PC control wireless car
Relays 120 ohm 12 volt
7805 voltage regulator
transformer 12 v
8.2 k and 330 ohm resist.
Push to on switch
This project is very important for PC communication with machinery. We know that today is the world of automation. There is increasing competition making it necessary to make it necessary to use reliable, low cost and accurate automatic system. With the help of this project we can control the all our factory machines with our PC with out the need of any control panel there will a small control panel for control of different switches. We need to make a small program in C_++ . in this program we will control the appliances with parallel port moreover we will use wireless technology. For wireless system, we will use RF technology. We will attached RF txer and RF rxer with the PC’s Parallel port and RF Rxer with different relays and Devices .we will use optocoupler at the end of PC parallel port.
First component of this project is opto-coupler. IN this project we use ic 817 as a opto coupler . 817 is a 4 pin IC. Pin no 1 and 2 is input pin and pin 3 and 4 is the output pin. Pin no 1 is connected to the input signal and pin no 4 is acts as a output pin. When high signal is connected on the pin no 1 then Internal infra red led connected to the pin no 1 is switch on and so focus on the photodiode connected inside the optocoupler. Now due to this optocoupler is on and negative output is available on the pin no 3. This negative output is connected to the inverter IC. Note that in this project we use four optocoupler circuit to control the four output circuit. So when all the signal is coming then four output from the optocoupler is connected to the inverter circuit . We use a inverter in this project because we require a positive output at a result. Inverter in this project converts the negative voltage into positive voltage.
The original IBM-PC’s Parallel Printer Port had a total of 12 digital outputs and 5 digital inputs accessed via 3 consecutive 8-bit ports in the processor’s I/O space.
· 8 output pins accessed via the DATA Port.
· 5 input pins (one inverted) accessed via the STATUS Port.
· 4 output pins (three inverted) accessed via the CONTROL Port.
· The remaining 8 pins are grounded.
The standard IBM PC parallel port has 25 pins as shown above in the diagram. Its various pins have their unique features. These are enlisted in the table given below:
Copyright Tomi Engdahl 1996-2000
PC parallel port can be very useful I/O channel for connecting your own circuits to PC. The port is very easy to use when you first understand some basic tricks. This document tries to show those tricks in easy to understand way.

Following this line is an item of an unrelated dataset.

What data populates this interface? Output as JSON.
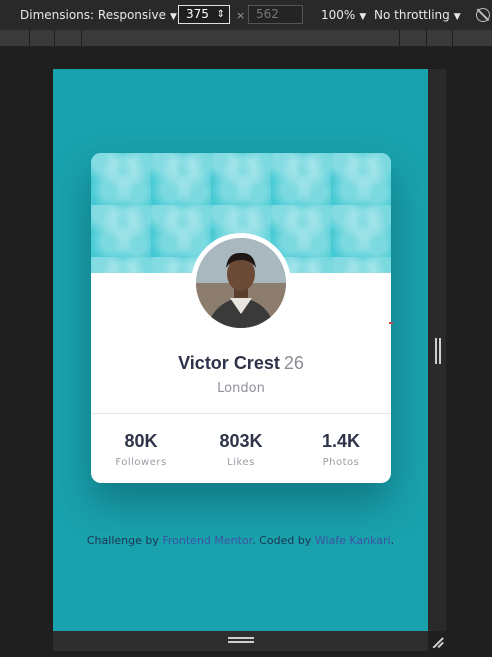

WARNING: PC parallel port can be damaged quite easily if you make mistakes in the circuits you connect to it. If the parallel port is integrated to the motherboard (like in many new computers) repairing damaged parallel port may be expensive (in many cases it it is cheaper to replace the whole motherborard than repair that port). Safest bet is to buy an inexpensive I/O card which has an extra parallel port and use it for your experiment. If you manage to damage the parallel port on that card, replacing it is easy and inexpensive.

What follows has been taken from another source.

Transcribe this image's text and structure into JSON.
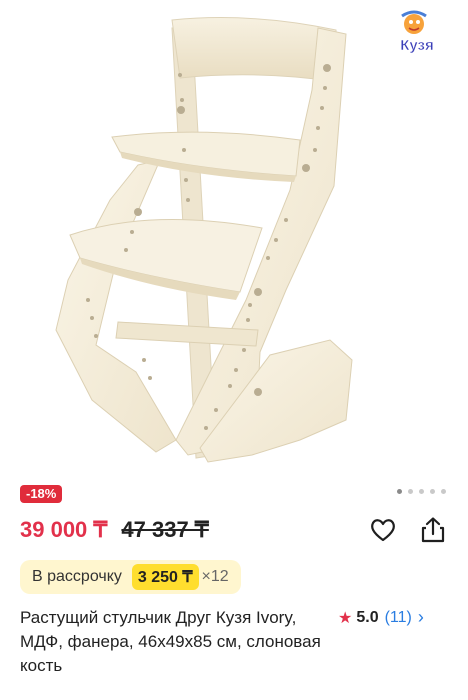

DISCLAIMER: Every reasonable care has been taken in producing this information. However, the author can accept no responsibility for any effect that this information has on your equipment or any results of the use of this information. It is the responsibly of the end user to determine fitness for use for any particular purpose. The circuits and software shown here are for non commercial use without consent from the author.
PC parallel port is 25 pin D-shaped female connector in the back of the computer. It is normally used for connecting computer to printer, but many other types of hardware for that port is available today.

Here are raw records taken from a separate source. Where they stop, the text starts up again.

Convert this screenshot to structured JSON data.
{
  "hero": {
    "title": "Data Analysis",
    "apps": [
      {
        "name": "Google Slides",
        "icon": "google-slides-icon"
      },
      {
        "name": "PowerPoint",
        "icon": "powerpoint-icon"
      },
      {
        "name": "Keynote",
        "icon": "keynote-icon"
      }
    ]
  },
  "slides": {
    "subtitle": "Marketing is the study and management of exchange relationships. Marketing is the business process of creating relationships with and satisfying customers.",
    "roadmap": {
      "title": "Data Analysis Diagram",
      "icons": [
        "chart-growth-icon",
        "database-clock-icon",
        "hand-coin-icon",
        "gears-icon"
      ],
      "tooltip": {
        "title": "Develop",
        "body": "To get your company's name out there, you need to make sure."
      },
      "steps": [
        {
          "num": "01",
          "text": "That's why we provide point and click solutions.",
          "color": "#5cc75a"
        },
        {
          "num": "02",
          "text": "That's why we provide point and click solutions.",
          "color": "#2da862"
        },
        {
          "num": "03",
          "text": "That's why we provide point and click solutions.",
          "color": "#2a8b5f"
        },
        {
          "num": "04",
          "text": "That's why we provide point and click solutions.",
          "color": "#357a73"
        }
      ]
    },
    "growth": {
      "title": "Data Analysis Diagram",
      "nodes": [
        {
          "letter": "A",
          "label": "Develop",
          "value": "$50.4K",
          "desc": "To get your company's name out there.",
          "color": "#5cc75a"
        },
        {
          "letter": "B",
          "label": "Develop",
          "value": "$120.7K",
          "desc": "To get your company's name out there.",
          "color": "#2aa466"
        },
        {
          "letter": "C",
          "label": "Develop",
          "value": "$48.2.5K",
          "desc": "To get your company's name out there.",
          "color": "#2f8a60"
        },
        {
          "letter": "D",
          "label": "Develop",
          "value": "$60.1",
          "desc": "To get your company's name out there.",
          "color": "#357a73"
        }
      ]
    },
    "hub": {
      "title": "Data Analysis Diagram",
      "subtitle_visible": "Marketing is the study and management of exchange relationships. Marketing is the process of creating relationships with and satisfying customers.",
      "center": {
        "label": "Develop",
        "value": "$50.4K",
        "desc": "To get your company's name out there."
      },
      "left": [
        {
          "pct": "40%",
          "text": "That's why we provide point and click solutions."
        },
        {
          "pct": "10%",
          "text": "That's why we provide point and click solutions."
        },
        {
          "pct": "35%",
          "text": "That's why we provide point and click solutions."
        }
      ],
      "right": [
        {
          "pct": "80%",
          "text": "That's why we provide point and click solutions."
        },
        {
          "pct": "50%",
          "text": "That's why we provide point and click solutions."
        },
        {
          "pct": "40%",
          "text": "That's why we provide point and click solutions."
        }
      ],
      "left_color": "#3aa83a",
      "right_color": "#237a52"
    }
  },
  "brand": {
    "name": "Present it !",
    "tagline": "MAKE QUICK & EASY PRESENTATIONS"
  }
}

Not all 25 are needed always. Usually you can easily do with only 8 output pins (data lines) and signal ground. I have presented those pins in the table below. Those output pins are adequate for many purposes.
Pins 18,19,20,21,22,23,24 and 25 are all ground pins.
Those datapins are TTL level output pins. This means that they put out ideally 0V when they are in low logic level (0) and +5V when they are in high logic level (1). In real world the voltages can be something different from ideal when the circuit is loaded. The output current capacity of the parallel port is limited to only few milliamperes.
Dn Out ------+
Sourcing Load (up to 2.6 mA @ 2.4 v)
You can make simple circuit for driving a small led through PC parallel port. The only components needed are one LED and one 470 ohm resistors. You simply connect the diode and resistor in series. The resistors is needed to limit the current taken from parallel port to a value which light up acceptably normal LEDs and is still safe value (not overloading the parallel port chip). In practical case the output current will be few milliampres for the LED, which will cause a typical LED to somewhat light up visibly, but not get the full brigtness.
Then you connect the circuit to the parallel port so that one end of the circuit goes to one data pin (that one you with to use for controlling that LED) and another one goes to any of the ground pins. Be sure to fit the circuit so that the LED positive lead (the longer one) goes to the datapin. If you put the led in the wrong way, it will not light in any condition. You can connect one circuit to each of the parallel port data pins. In this way you get eight software controllable LEDs.
The software controlling is easy. When you send out 1 to the datapin where the LED is connected, that LED will light. When you send 0 to that same pin, the LED will no longer light.
Controlling machines from PC
Communication of machines from parallel port